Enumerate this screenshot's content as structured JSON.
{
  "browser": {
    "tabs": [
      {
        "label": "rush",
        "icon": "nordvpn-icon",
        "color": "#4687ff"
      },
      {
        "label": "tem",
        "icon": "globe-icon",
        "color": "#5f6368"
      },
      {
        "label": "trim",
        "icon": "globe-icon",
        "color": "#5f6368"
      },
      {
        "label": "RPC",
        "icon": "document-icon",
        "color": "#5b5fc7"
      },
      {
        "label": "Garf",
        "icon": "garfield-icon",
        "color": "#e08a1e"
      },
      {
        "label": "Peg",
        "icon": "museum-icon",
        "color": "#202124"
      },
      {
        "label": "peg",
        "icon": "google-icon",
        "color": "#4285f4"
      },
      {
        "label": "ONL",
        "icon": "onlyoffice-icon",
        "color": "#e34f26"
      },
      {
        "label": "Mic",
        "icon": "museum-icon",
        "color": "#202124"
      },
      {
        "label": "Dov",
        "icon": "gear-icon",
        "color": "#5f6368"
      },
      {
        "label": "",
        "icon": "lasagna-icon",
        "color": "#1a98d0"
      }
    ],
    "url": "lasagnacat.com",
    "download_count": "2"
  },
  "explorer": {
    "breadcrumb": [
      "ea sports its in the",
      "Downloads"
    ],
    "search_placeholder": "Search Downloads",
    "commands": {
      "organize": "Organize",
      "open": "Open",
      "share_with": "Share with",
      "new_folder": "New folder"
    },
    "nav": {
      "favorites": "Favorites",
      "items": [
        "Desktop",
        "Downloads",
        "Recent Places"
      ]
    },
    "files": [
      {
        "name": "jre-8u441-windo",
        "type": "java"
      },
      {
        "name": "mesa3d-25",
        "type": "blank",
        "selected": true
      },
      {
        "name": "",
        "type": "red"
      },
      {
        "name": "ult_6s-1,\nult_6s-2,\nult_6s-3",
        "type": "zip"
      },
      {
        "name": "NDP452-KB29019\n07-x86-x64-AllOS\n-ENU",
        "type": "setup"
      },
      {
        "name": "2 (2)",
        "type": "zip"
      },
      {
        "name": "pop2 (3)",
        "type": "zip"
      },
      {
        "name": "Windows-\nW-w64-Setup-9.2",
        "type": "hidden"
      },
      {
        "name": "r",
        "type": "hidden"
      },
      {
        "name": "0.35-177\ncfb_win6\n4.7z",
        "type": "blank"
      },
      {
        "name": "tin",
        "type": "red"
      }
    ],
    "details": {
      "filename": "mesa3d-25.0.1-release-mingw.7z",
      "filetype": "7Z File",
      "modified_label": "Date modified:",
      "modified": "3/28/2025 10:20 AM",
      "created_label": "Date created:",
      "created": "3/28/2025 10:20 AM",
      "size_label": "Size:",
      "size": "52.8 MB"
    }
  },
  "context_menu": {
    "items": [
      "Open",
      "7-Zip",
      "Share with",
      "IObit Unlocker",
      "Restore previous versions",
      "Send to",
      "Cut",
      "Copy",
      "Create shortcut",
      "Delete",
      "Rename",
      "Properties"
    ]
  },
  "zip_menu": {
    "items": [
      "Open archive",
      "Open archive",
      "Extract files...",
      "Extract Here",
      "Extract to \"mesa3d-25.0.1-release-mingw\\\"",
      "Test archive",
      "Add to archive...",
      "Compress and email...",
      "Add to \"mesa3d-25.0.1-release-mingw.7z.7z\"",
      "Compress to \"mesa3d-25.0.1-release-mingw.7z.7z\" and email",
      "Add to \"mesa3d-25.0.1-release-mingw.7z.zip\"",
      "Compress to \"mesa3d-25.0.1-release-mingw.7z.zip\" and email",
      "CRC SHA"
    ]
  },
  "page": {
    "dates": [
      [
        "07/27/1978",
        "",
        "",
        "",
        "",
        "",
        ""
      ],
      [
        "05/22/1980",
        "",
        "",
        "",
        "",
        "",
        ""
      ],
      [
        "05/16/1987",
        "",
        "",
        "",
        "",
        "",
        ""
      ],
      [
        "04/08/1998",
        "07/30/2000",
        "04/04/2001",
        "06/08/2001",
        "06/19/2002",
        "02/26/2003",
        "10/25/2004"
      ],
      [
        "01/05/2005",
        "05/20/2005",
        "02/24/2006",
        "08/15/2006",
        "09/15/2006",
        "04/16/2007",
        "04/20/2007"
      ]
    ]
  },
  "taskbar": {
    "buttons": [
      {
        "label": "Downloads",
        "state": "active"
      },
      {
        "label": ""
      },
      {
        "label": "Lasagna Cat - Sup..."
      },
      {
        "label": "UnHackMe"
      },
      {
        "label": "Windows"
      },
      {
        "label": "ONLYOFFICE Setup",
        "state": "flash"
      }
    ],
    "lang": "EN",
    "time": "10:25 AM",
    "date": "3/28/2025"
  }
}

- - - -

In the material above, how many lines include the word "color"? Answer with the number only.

## RESULT
11